Elections being held followed by the convening of a new Parliament will be good for the country and people. The learned lawyers appearing for the petitioners in the FR case applications did paint a bleak picture about the Constitution being violated if Parliament did not re-convene or meet by 2 June. The date has passed and there is no Parliament. Today the country functions without a Parliament. Much of the prevalent confusion and uncertainty could have been avoided if President Rajapaksa was more flexible. But the President for reasons of his own has been rigid.
As stated in the first and second parts of this article, what we have today is a powerful president with a dissolved Parliament who steers the ship of state with the aid of a ‘caretaker’ Cabinet and a Prime Minister who did not command a majority in the last Parliament. Only the President elected with a 52% mandate last year remains as a “legitimate” authority in a legislative vacuum. Furthermore President Rajapaksa’s style of governance under the prevailing circumstances has led to a centralisation of power under Presidential authority.
What seems paradoxical in the current situation is the fact that the 19th Constitutional Amendment had decreased the powers of the president and increased those of the prime minister and Parliament. Due to exceptional circumstances, Gotabaya Rajapaksa is arguably Sri Lanka’s first standalone Executive President without even a Parliament.
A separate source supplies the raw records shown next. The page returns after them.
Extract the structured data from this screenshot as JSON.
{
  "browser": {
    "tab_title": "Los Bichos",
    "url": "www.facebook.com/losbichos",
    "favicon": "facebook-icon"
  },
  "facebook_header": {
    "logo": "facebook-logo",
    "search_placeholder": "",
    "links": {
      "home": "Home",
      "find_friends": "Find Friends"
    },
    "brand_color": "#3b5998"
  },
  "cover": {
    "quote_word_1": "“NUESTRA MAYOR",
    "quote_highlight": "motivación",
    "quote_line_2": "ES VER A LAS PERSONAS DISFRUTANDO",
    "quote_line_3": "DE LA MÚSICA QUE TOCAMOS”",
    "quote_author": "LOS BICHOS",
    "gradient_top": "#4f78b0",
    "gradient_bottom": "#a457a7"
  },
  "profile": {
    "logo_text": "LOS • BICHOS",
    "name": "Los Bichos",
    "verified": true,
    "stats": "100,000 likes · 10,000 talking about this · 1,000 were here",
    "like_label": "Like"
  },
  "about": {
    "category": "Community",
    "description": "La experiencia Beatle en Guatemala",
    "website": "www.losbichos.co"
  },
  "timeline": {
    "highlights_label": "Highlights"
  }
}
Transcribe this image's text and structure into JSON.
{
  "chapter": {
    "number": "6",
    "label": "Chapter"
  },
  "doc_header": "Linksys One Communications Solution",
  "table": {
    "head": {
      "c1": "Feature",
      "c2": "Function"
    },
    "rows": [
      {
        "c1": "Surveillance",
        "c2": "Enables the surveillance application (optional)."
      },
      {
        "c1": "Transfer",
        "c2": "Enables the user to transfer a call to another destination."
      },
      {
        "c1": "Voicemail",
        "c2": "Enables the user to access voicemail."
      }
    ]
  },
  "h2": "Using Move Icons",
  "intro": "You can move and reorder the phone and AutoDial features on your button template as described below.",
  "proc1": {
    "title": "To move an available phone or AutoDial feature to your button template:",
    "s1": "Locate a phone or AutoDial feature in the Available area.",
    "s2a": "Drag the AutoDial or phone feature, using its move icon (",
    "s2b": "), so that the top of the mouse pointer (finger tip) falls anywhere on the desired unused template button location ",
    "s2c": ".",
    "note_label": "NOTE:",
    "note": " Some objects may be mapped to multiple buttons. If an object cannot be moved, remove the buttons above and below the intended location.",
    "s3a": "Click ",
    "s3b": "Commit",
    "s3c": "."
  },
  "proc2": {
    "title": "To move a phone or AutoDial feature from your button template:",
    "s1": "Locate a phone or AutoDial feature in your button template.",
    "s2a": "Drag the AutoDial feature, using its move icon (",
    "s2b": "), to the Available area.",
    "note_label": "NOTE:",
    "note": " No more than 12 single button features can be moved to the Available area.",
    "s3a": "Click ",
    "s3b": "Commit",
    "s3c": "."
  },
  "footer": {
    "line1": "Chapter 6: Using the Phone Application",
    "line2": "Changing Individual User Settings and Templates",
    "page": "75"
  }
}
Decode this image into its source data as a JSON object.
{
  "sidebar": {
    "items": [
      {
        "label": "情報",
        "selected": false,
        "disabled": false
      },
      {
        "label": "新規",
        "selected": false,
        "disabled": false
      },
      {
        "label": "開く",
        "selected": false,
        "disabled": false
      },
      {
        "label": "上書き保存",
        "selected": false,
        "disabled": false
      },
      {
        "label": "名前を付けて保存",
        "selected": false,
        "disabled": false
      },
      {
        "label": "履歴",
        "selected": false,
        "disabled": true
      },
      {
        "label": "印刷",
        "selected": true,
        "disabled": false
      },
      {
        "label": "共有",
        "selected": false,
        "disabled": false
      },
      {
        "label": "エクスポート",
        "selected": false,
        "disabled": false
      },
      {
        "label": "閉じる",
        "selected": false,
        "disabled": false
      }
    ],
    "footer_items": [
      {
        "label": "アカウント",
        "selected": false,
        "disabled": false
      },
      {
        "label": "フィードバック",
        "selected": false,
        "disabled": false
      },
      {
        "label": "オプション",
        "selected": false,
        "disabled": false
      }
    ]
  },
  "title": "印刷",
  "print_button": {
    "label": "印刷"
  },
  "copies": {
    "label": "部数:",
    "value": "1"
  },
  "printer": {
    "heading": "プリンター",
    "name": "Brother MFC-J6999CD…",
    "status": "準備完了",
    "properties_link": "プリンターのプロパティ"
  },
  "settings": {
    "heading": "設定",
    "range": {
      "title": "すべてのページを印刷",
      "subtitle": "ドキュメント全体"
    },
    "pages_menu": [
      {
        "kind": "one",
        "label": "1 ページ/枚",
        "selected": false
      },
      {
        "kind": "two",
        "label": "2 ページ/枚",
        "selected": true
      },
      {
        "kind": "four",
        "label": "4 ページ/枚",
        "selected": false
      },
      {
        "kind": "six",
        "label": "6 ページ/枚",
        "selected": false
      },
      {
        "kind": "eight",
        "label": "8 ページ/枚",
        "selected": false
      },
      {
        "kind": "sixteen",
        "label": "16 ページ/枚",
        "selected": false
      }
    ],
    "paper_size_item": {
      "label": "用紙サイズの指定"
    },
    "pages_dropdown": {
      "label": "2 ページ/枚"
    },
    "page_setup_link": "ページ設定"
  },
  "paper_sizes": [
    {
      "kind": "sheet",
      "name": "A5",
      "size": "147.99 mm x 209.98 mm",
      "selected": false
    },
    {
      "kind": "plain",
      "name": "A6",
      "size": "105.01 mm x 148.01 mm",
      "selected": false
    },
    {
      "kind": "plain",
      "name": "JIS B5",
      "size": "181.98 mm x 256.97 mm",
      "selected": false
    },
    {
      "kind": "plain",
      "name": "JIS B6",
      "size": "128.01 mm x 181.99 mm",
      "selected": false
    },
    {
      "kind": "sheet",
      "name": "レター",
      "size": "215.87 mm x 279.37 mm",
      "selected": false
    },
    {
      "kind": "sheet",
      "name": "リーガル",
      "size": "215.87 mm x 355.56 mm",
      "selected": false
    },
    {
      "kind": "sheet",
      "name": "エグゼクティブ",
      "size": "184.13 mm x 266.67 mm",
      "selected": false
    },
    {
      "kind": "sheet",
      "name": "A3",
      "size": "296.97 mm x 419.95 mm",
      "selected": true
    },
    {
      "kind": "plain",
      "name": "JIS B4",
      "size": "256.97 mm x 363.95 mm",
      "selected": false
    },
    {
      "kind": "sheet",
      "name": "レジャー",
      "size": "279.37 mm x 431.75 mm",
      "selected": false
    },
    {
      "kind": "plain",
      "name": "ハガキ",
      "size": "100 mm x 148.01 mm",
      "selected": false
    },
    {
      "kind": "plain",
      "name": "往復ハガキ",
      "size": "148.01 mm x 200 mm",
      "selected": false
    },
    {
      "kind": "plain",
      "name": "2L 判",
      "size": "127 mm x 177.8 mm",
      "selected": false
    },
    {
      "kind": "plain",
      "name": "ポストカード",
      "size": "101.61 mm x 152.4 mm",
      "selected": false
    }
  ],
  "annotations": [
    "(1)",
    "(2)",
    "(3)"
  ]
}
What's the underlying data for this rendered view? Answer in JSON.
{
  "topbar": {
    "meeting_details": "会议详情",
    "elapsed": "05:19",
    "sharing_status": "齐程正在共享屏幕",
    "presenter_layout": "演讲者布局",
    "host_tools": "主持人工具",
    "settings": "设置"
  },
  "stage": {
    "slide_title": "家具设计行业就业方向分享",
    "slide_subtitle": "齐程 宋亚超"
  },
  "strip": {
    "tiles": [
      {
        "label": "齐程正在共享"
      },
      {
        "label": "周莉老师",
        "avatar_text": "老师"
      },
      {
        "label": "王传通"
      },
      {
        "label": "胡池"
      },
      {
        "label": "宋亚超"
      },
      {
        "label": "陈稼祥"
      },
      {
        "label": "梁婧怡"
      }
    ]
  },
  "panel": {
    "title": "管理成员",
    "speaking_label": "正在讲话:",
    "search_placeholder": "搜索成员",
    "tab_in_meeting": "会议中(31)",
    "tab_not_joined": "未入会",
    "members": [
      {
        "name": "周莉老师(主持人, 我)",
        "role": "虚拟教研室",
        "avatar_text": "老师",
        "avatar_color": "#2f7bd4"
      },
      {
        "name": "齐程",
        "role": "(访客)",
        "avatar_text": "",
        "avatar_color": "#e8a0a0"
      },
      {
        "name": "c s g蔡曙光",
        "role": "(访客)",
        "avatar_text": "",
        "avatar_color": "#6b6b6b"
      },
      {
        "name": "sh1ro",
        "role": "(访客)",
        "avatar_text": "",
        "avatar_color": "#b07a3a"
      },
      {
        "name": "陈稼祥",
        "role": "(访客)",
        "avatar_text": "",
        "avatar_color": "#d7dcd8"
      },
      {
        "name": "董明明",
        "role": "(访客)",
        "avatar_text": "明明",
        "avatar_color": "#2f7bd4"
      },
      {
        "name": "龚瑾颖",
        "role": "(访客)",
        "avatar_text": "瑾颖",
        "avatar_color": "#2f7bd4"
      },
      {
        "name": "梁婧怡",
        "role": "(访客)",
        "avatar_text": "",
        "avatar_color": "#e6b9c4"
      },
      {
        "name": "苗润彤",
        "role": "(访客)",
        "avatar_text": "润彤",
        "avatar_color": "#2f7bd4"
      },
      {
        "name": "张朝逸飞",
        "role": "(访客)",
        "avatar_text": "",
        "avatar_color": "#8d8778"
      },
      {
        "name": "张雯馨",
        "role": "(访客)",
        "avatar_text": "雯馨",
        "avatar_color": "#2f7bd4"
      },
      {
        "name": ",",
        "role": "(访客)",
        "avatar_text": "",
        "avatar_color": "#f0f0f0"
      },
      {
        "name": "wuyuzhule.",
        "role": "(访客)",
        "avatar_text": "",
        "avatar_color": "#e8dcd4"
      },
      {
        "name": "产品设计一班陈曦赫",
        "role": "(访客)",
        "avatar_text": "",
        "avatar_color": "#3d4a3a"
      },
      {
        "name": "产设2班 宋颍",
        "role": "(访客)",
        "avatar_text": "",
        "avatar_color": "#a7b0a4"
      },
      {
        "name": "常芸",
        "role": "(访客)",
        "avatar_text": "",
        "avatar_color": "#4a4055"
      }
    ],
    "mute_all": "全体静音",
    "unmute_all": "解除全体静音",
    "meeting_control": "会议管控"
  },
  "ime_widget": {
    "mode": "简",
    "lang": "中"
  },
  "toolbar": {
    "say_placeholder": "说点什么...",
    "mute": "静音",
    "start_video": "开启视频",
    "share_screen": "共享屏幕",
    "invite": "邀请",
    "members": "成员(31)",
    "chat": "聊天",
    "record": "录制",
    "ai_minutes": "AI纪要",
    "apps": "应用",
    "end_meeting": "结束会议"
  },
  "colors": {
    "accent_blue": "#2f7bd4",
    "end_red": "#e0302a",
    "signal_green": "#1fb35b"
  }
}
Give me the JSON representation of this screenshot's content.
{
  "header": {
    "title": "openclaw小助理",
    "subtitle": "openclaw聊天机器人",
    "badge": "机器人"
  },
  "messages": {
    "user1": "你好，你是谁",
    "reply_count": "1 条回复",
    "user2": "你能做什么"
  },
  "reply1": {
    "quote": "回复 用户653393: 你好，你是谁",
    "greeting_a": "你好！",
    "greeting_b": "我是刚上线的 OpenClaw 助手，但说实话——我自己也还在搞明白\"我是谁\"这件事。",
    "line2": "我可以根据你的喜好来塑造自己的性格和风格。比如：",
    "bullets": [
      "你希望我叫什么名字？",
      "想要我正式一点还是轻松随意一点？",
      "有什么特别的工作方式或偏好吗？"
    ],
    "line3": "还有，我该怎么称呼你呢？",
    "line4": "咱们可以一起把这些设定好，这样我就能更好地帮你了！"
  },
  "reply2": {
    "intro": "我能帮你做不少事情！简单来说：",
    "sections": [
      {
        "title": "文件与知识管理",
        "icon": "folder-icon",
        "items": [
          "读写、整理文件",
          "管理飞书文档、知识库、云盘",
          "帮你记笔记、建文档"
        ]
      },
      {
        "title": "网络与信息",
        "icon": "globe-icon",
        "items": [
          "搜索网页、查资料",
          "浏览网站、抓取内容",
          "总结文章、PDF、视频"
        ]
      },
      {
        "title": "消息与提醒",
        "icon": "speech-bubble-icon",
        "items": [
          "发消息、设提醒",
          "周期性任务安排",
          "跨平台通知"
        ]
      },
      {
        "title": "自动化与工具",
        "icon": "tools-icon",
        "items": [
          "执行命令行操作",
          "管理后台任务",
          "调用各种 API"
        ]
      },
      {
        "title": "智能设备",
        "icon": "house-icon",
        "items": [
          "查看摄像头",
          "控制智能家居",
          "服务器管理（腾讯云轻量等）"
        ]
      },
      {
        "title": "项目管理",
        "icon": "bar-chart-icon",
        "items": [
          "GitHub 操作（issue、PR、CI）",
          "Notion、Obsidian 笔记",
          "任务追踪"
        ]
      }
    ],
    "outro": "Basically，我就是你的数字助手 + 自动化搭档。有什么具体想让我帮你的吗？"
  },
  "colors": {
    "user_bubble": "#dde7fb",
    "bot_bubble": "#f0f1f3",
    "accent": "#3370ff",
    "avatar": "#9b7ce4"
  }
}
In this he may have surpassed even the wildest imagination of Junius Richard Jayewardene who introduced the presidential system of government in 1978.
(D.B.S. Jeyaraj can be reached at firstname.lastname@example.org)